NBC's Parenthood is always among the first of the network shows to bow out for the season, and with last night's episode, "My Brother's Wedding," it does so again. Crosby (Dax Shepard) and Jasmine (Joy Bryant) rush their wedding into existence in less than a week. This happens despite Crosby's feud with Adam (Peter Krause), which heats up as Adam pressures Crosby into selling their business. Also, Julia (Erika Christensen) and Joel (Sam Jaeger) struggle with their devastation at not getting the baby they were promised, and consider other options, while other Bravermans fall in and out of love.
Crosby and Jasmine getting married is long overdue. For awhile, it appears that the two are ready to move on, both dating delightful people, who are great additions to the series. But in a cast as full as Parenthood's is, there just isn't any room for too many extras, and they were superfluous. Yes, the idea isn't romantic, but it's realistic for the confines of a network television budget. And so, gone are Dr. Joe (DB Woodside) and Lily (Courtney Ford), as regrettable as that may be.
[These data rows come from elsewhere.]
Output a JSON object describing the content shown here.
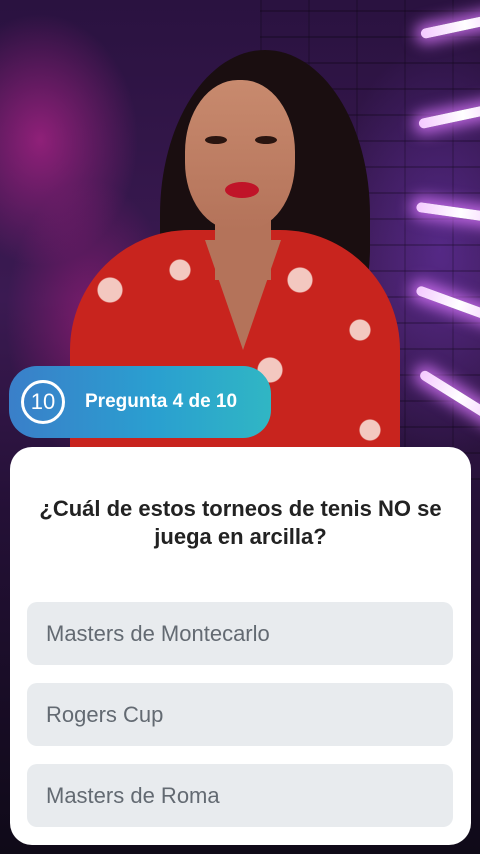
{
  "quiz": {
    "timer_value": "10",
    "progress_label": "Pregunta 4 de 10",
    "question": "¿Cuál de estos torneos de tenis NO se juega en arcilla?",
    "options": [
      {
        "label": "Masters de Montecarlo"
      },
      {
        "label": "Rogers Cup"
      },
      {
        "label": "Masters de Roma"
      }
    ]
  },
  "colors": {
    "badge_gradient_start": "#3a7fc9",
    "badge_gradient_end": "#30b6c4",
    "option_background": "#e8ebee",
    "option_text": "#636a72",
    "question_text": "#222222"
  },
  "icons": {
    "timer": "countdown-ring-icon"
  }
}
In some ways, Crosby and Jasmine's nuptials in "My Brother's Wedding" come out of nowhere, as the characters have been separated for quite a bit of time, and only reunite in the penultimate episode of the season. On the other hand, this is a plot thread begun in the very first episodes of Parenthood, and one this has often seemed an inevitable conclusion. Crosby is finally mature enough to handle a family, and so he gets one. It's nice that Parenthood decides to stop playing around and just get them together already, in a hopefully permanent situation, even if it may have been done partially due to fear of cancellation.
The main story of "My Brother's Wedding," more than the wedding itself, is the fight between Crosby and Adam. These two siblings are as close as can be, and their purchase of the Luncheonette earlier this season solidified that. While the two have plenty of stories together prior to this arc, seeing them in business together creates a whole new, welcome, dynamic. To think that they might give it up for money, admittedly, a whole lot of money, is heartbreaking.
That is the crux of the fight. The Luncheonette is Crosby's dream, but Adam only sees it as a business. Worried about his family's financial future, Adam is eager to sell, even before the offer is upped considerably. He doesn't think about what it means to Crosby all that much, and certainly doesn't even consider how the business has brought them closer together.